WORK INSTRUCTION
Without including any pictures, write out all the entries exactly.

DATA FOR THE TASK

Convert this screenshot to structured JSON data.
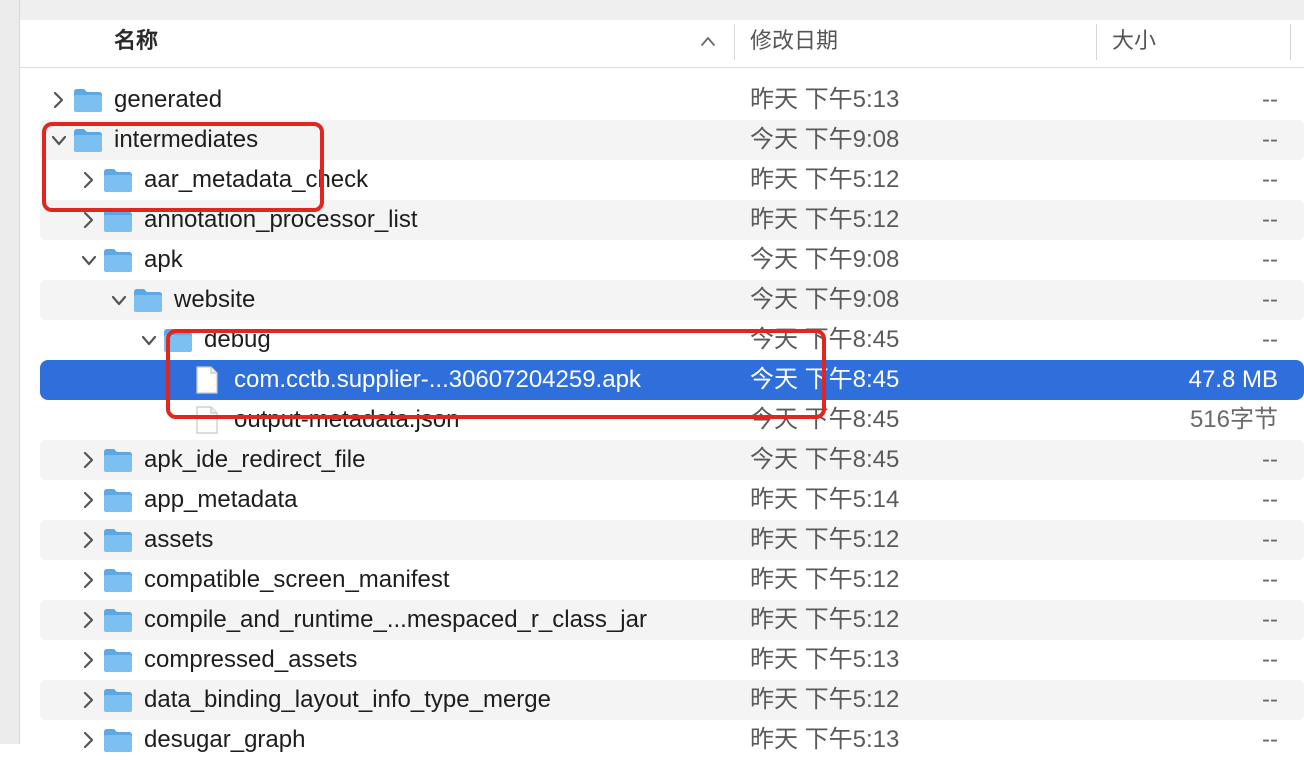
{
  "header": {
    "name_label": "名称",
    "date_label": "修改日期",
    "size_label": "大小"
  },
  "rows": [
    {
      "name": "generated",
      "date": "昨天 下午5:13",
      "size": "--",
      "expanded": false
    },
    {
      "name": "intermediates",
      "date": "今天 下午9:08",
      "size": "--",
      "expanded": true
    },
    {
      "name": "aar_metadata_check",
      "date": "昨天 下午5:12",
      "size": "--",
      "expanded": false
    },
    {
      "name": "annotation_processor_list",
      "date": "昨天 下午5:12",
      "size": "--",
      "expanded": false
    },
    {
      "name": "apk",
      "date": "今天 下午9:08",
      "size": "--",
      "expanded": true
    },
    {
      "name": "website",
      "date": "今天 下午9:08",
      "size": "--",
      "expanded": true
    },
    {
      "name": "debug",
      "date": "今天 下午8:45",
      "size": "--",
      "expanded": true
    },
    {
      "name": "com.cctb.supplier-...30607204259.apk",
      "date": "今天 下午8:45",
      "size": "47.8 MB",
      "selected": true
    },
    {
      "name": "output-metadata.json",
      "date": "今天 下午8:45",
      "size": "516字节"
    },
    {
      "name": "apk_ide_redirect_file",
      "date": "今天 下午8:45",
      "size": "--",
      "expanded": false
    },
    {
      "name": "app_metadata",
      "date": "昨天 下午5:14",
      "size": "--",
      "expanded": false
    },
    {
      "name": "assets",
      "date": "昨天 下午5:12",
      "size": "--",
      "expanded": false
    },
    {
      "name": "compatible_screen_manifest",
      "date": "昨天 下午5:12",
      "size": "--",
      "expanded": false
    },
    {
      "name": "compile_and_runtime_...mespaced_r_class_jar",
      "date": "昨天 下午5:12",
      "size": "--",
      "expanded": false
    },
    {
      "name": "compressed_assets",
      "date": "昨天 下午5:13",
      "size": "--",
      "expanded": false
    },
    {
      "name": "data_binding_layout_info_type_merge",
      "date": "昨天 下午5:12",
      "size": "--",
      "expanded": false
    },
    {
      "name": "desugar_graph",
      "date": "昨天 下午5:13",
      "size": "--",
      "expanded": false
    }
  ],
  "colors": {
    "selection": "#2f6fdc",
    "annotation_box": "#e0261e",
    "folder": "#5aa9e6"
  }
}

EXERCISE RESULT
Convert this screenshot to structured JSON data.
{
  "header": {
    "name_label": "名称",
    "date_label": "修改日期",
    "size_label": "大小"
  },
  "rows": [
    {
      "name": "generated",
      "date": "昨天 下午5:13",
      "size": "--",
      "expanded": false
    },
    {
      "name": "intermediates",
      "date": "今天 下午9:08",
      "size": "--",
      "expanded": true
    },
    {
      "name": "aar_metadata_check",
      "date": "昨天 下午5:12",
      "size": "--",
      "expanded": false
    },
    {
      "name": "annotation_processor_list",
      "date": "昨天 下午5:12",
      "size": "--",
      "expanded": false
    },
    {
      "name": "apk",
      "date": "今天 下午9:08",
      "size": "--",
      "expanded": true
    },
    {
      "name": "website",
      "date": "今天 下午9:08",
      "size": "--",
      "expanded": true
    },
    {
      "name": "debug",
      "date": "今天 下午8:45",
      "size": "--",
      "expanded": true
    },
    {
      "name": "com.cctb.supplier-...30607204259.apk",
      "date": "今天 下午8:45",
      "size": "47.8 MB",
      "selected": true
    },
    {
      "name": "output-metadata.json",
      "date": "今天 下午8:45",
      "size": "516字节"
    },
    {
      "name": "apk_ide_redirect_file",
      "date": "今天 下午8:45",
      "size": "--",
      "expanded": false
    },
    {
      "name": "app_metadata",
      "date": "昨天 下午5:14",
      "size": "--",
      "expanded": false
    },
    {
      "name": "assets",
      "date": "昨天 下午5:12",
      "size": "--",
      "expanded": false
    },
    {
      "name": "compatible_screen_manifest",
      "date": "昨天 下午5:12",
      "size": "--",
      "expanded": false
    },
    {
      "name": "compile_and_runtime_...mespaced_r_class_jar",
      "date": "昨天 下午5:12",
      "size": "--",
      "expanded": false
    },
    {
      "name": "compressed_assets",
      "date": "昨天 下午5:13",
      "size": "--",
      "expanded": false
    },
    {
      "name": "data_binding_layout_info_type_merge",
      "date": "昨天 下午5:12",
      "size": "--",
      "expanded": false
    },
    {
      "name": "desugar_graph",
      "date": "昨天 下午5:13",
      "size": "--",
      "expanded": false
    }
  ],
  "colors": {
    "selection": "#2f6fdc",
    "annotation_box": "#e0261e",
    "folder": "#5aa9e6"
  }
}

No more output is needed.